by Christy Heitger-Ewing
My son came barreling through the front door, dropped his backpack to the floor, threw his hands into the air, and announced, “I’m on vacation!”
I remember bursting with excitement to get a break from boring homework, cranky teachers, chaotic classrooms, and sticky cafeteria floors. Those were glorious days because I was a kid.
Now that I’m an adult, spring break looks a whole lot different. I’ve removed the rose-colored glasses and replaced them with lenses smeared in caked-on mud and dipped in slime.
Now, before you label me as a kill-joy mom, let me remind you of the winter we just had. Much of the country endured bitter temps and massive snowfall, which meant school was cancelled a lot. In the words of Taylor Swift, I thought, “We are never, ever, ever getting back to school…Like, ever.” But we did. It’s just that as soon as the snow days ended, spring break started—a two-week break, no less.
Although my fourth-grader was stoked to not have to go to school for 16 days, he was feeling mildly sorry for himself since he had deduced, through various bus chats, that most of our neighborhood was headed to Orlando. A cursory glance at Facebook confirmed his deduction.

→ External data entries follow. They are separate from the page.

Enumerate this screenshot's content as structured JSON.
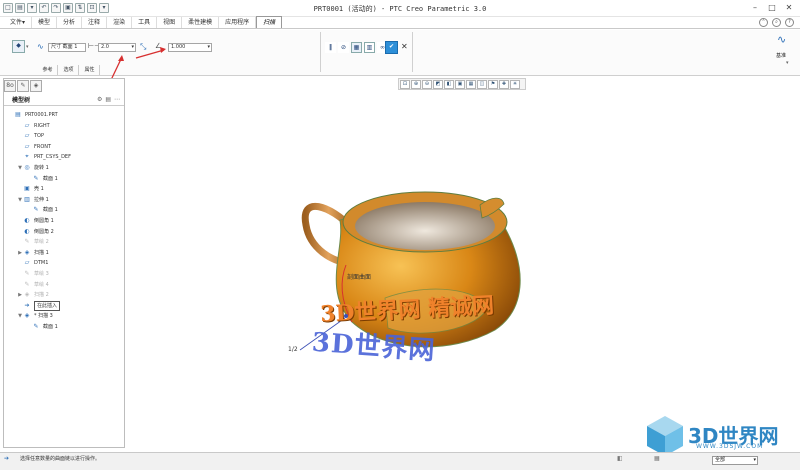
{
  "window": {
    "title": "PRT0001 (活动的) - PTC Creo Parametric 3.0",
    "controls": [
      "–",
      "□",
      "✕"
    ]
  },
  "quick_access": [
    "□",
    "▤",
    "▾",
    "↶",
    "↷",
    "▣",
    "⇅",
    "⊡",
    "▾"
  ],
  "menu_tabs": [
    "文件▾",
    "模型",
    "分析",
    "注释",
    "渲染",
    "工具",
    "视图",
    "柔性建模",
    "应用程序",
    "扫描"
  ],
  "ribbon": {
    "section_label_select": "尺寸",
    "section_label_depth": "截面 1",
    "thickness_value": "2.0",
    "offset_value": "1.000",
    "tabs": [
      "参考",
      "选项",
      "属性"
    ],
    "right_label": "基准"
  },
  "panel_tabs": [
    "8o",
    "✎",
    "◈"
  ],
  "tree": {
    "header": "模型树",
    "items": [
      {
        "label": "PRT0001.PRT",
        "icon": "▤",
        "exp": "",
        "dim": false,
        "indent": 0
      },
      {
        "label": "RIGHT",
        "icon": "▱",
        "exp": "",
        "dim": false,
        "indent": 1
      },
      {
        "label": "TOP",
        "icon": "▱",
        "exp": "",
        "dim": false,
        "indent": 1
      },
      {
        "label": "FRONT",
        "icon": "▱",
        "exp": "",
        "dim": false,
        "indent": 1
      },
      {
        "label": "PRT_CSYS_DEF",
        "icon": "⌖",
        "exp": "",
        "dim": false,
        "indent": 1
      },
      {
        "label": "旋转 1",
        "icon": "◎",
        "exp": "▼",
        "dim": false,
        "indent": 1
      },
      {
        "label": "截面 1",
        "icon": "✎",
        "exp": "",
        "dim": false,
        "indent": 2
      },
      {
        "label": "壳 1",
        "icon": "▣",
        "exp": "",
        "dim": false,
        "indent": 1
      },
      {
        "label": "拉伸 1",
        "icon": "▥",
        "exp": "▼",
        "dim": false,
        "indent": 1
      },
      {
        "label": "截面 1",
        "icon": "✎",
        "exp": "",
        "dim": false,
        "indent": 2
      },
      {
        "label": "倒圆角 1",
        "icon": "◐",
        "exp": "",
        "dim": false,
        "indent": 1
      },
      {
        "label": "倒圆角 2",
        "icon": "◐",
        "exp": "",
        "dim": false,
        "indent": 1
      },
      {
        "label": "草绘 2",
        "icon": "✎",
        "exp": "",
        "dim": true,
        "indent": 1
      },
      {
        "label": "扫描 1",
        "icon": "◈",
        "exp": "▶",
        "dim": false,
        "indent": 1
      },
      {
        "label": "DTM1",
        "icon": "▱",
        "exp": "",
        "dim": false,
        "indent": 1
      },
      {
        "label": "草绘 3",
        "icon": "✎",
        "exp": "",
        "dim": true,
        "indent": 1
      },
      {
        "label": "草绘 4",
        "icon": "✎",
        "exp": "",
        "dim": true,
        "indent": 1
      },
      {
        "label": "扫描 2",
        "icon": "◈",
        "exp": "▶",
        "dim": true,
        "indent": 1
      },
      {
        "label": "在此插入",
        "icon": "➔",
        "exp": "",
        "dim": false,
        "indent": 1,
        "insert": true
      },
      {
        "label": "* 扫描 3",
        "icon": "◈",
        "exp": "▼",
        "dim": false,
        "indent": 1
      },
      {
        "label": "截面 1",
        "icon": "✎",
        "exp": "",
        "dim": false,
        "indent": 2
      }
    ]
  },
  "canvas": {
    "dim_label": "剖面曲面",
    "dim_value": "1/2"
  },
  "status": {
    "message": "选择任意数量的曲面链以进行操作。",
    "filter": "全部"
  },
  "watermark": {
    "brand": "3D世界网",
    "url": "WWW.3DSJW.COM",
    "overlay_text": "3D世界网 精诚网"
  },
  "colors": {
    "accent": "#2d6fb7",
    "arrow": "#d73030",
    "part": "#d7871a",
    "inner": "#b8a38e"
  }
}
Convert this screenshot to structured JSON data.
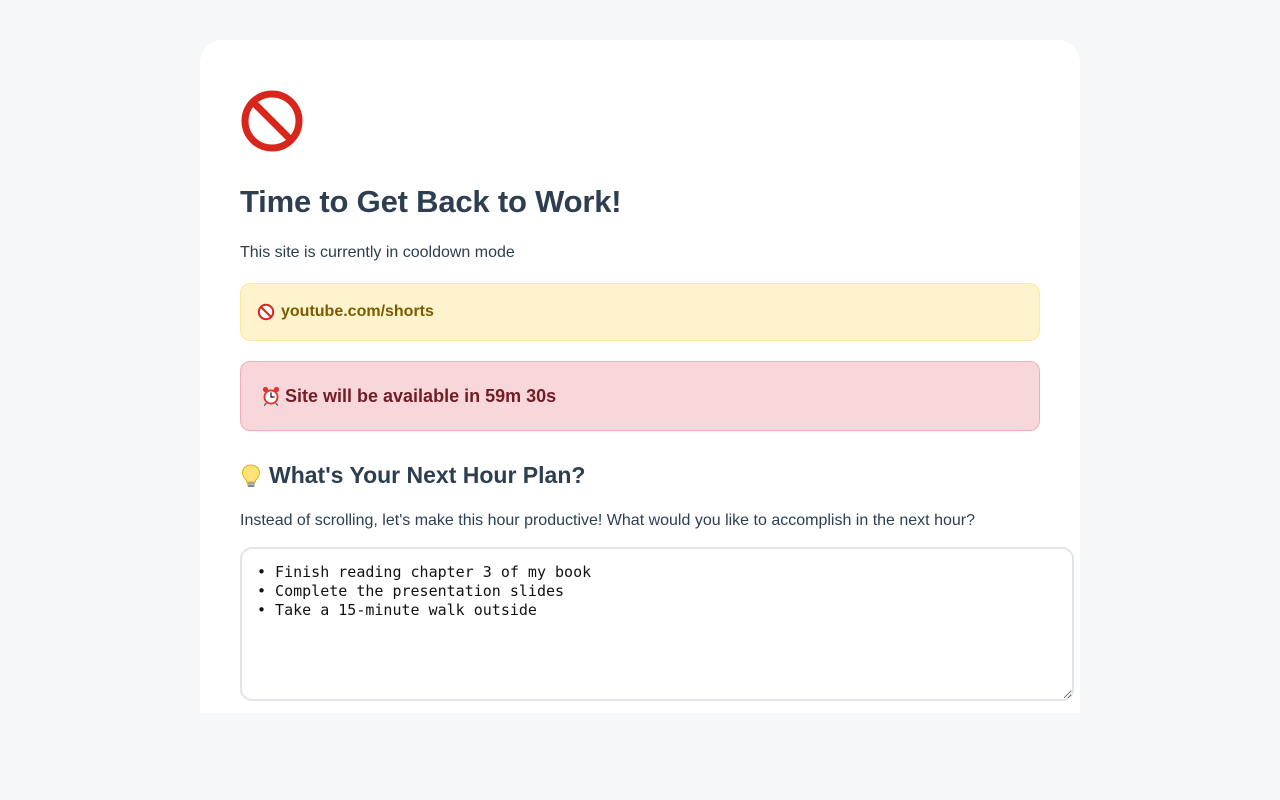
{
  "header": {
    "hero_icon": "prohibited-icon",
    "title": "Time to Get Back to Work!",
    "subtitle": "This site is currently in cooldown mode"
  },
  "blocked_site": {
    "icon": "prohibited-icon",
    "url": "youtube.com/shorts"
  },
  "cooldown": {
    "icon": "alarm-clock-icon",
    "message": "Site will be available in 59m 30s"
  },
  "plan": {
    "icon": "lightbulb-icon",
    "heading": "What's Your Next Hour Plan?",
    "description": "Instead of scrolling, let's make this hour productive! What would you like to accomplish in the next hour?",
    "value": "• Finish reading chapter 3 of my book\n• Complete the presentation slides\n• Take a 15-minute walk outside"
  },
  "colors": {
    "page_background": "#f6f7f9",
    "card_background": "#ffffff",
    "text_primary": "#2c3e50",
    "warning_background": "#fff3cd",
    "warning_text": "#7a5b00",
    "danger_background": "#f8d7da",
    "danger_text": "#721c24"
  }
}
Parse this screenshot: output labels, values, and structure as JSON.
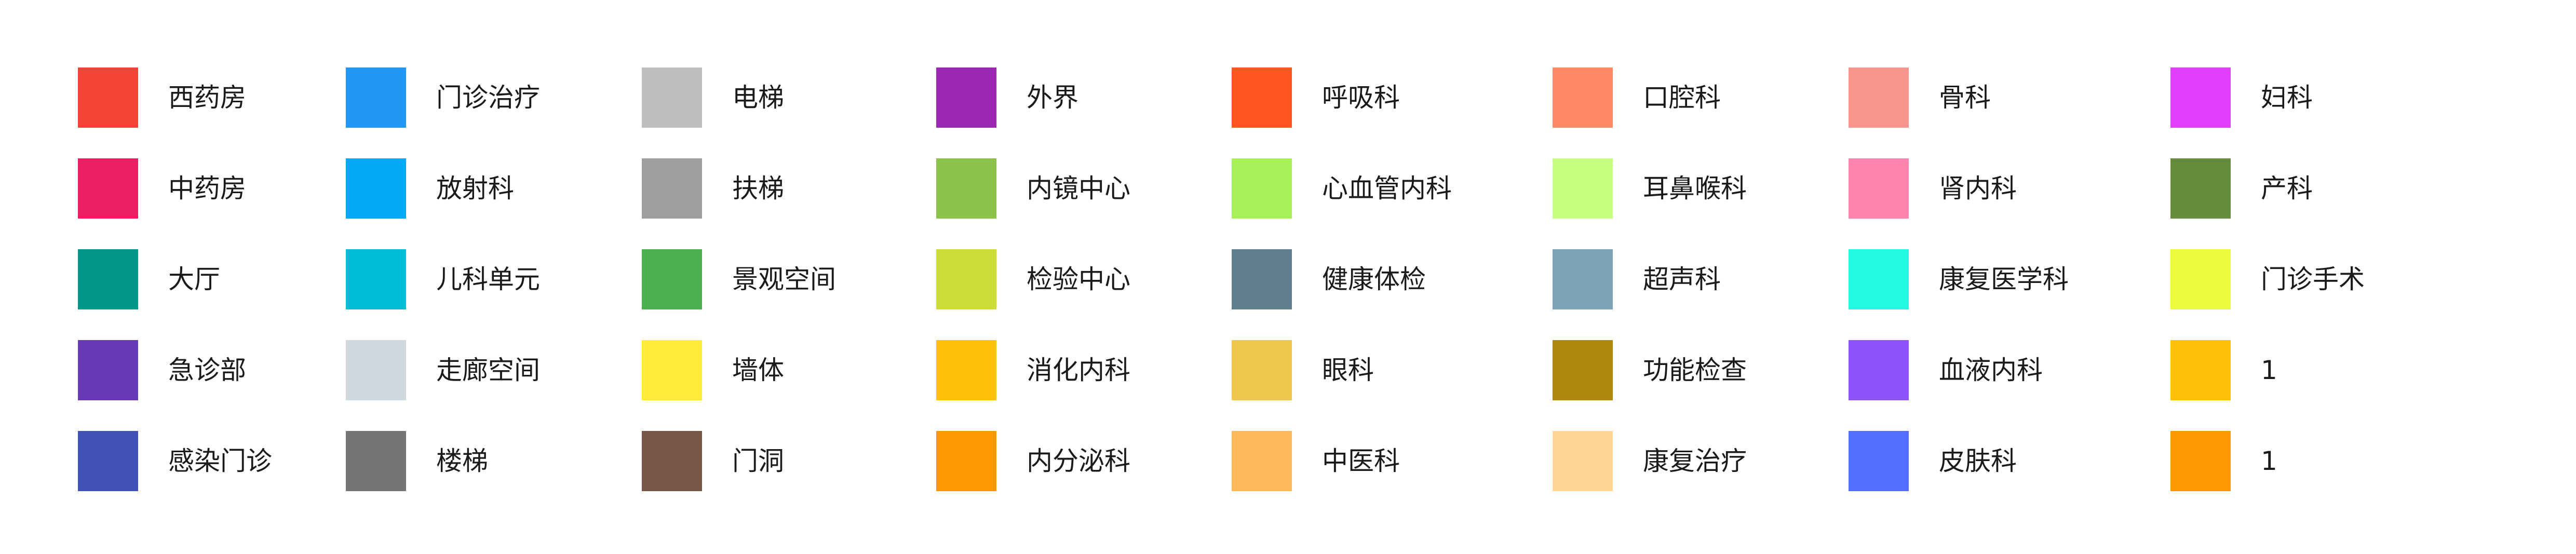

“So, what do you have planned, Mom?” my son asked. (Translation: “How will you entertain me?”)
“Well, you and your brother will have to go with me to Wednesday’s dermatology appointment,” I said. “I also scheduled your annual check-up for Friday. Oh, and I’m long overdue for an oil change.”
My son shot me a look that suggested he was none too thrilled with the week’s itinerary. The prospect of banking and grocery shopping didn’t excite him, either. I suggested going to the mall to find pants that actually fit him since his growth spurt has turned his slacks into waders. The mere mention of the word “mall,” however, made him gag.
“Wow,” I thought. “The female mind is vastly different from that of the male.”
This concept was driven home this week every time I drove my sons somewhere. The gross, bizarre backseat boy humor was completely lost on me. The noises, looks, phrases, and howls left me shaking my head and turning up the volume on the radio.
Spring break, as it turns out, wasn’t very “spring-y.” We had a bit of snow, a ton of rain, and mostly brisk temperatures. Such foul weather translated into more iPad and XBox time than I care to admit. The moment the sun peeked out, however, the boys were yard-bound. Those few glorious moments of peace and quiet were the best part of break. But the serenity never lasted long because invariably the garage door would fly open and I’d be greeted either with a stream of tears, a series of screams, or a cry for help.
One day following a request for assistance, I found a rope severely wrapped around the gears of my younger son’s bicycle tires. Apparently the plan was to attach the rope to a sled and pull each other around by bike. Epic fail. You know when you pack your dainty necklaces for travel? And upon reaching your destination, you find your chains in such a tangled mess that you consider tossing the whole lot of jewelry? Well, that’s what this rope/bicycle gear situation was like. I fiddled with it for awhile, but once my fingers were covered in grease and my patience had grown thin, I uttered the words every frazzled mommy eventually blurts out: “Daddy will have to fix it.”
I threw in the towel and packed up the boys to head to the grocery because although the kids were adamant that they didn’t want to shop, they were equally as adamant that they did want to eat.
No sooner did we reach the produce section and the bickering began. Who was going to push the cart? Who was going to pick the snack? Who was going to greet the fishies first?
Then came the check-out line. This is the point in which kids’ hands turn into octopus tentacles as they grab for anything within their reach—even stuff they don’t want or need. Gum, candy, magazines, beef jerky. It all looks appetizing, apparently. Nail clippers, gift cards, batteries, feline breath mints. WTF?
“Put it back.”
“Put it back.”
“Put it back.”
“Put it back.”
Eye roll. Deep sigh. Head shake. Repeat.
This irritating behavior is not as big of a deal if no one is in line behind you. It’s just that almost always someone is in line behind you. And sure enough, there was an older couple waiting to load their items onto the belt. Therefore, I felt the need to explain why my offspring were behaving like zoo animals (only worse because zoo animals don’t scream, “I poop on your face!” to elicit a reaction from their sibling).
“We’ve been on spring break for nearly two weeks now,” I said as I slid the gift cards back into their proper slots.
The woman nodded knowingly and said, “We understand. We just had our two grandchildren here for ten days and we were counting down to the release date.”
Upon closer inspection, this couple did look worn out, withered, and weary. Mostly, though, they looked relieved.
I returned the smile and congratulated them on their survival skills.
Three days later, I loaded my older son onto the bus, then deposited my three-year-old at preschool. When I got home, I dropped my purse to the floor, threw my hands into the air, and announced to the cat, “I survived vacation!”
Read Christy Heitger-Ewing’s new book “Cabin Glory: Amusing Tales of Time Spent at the Family Retreat” (www.cabinglory.com).
Note: This piece was first published on the Huffington Post on April 23, 2014.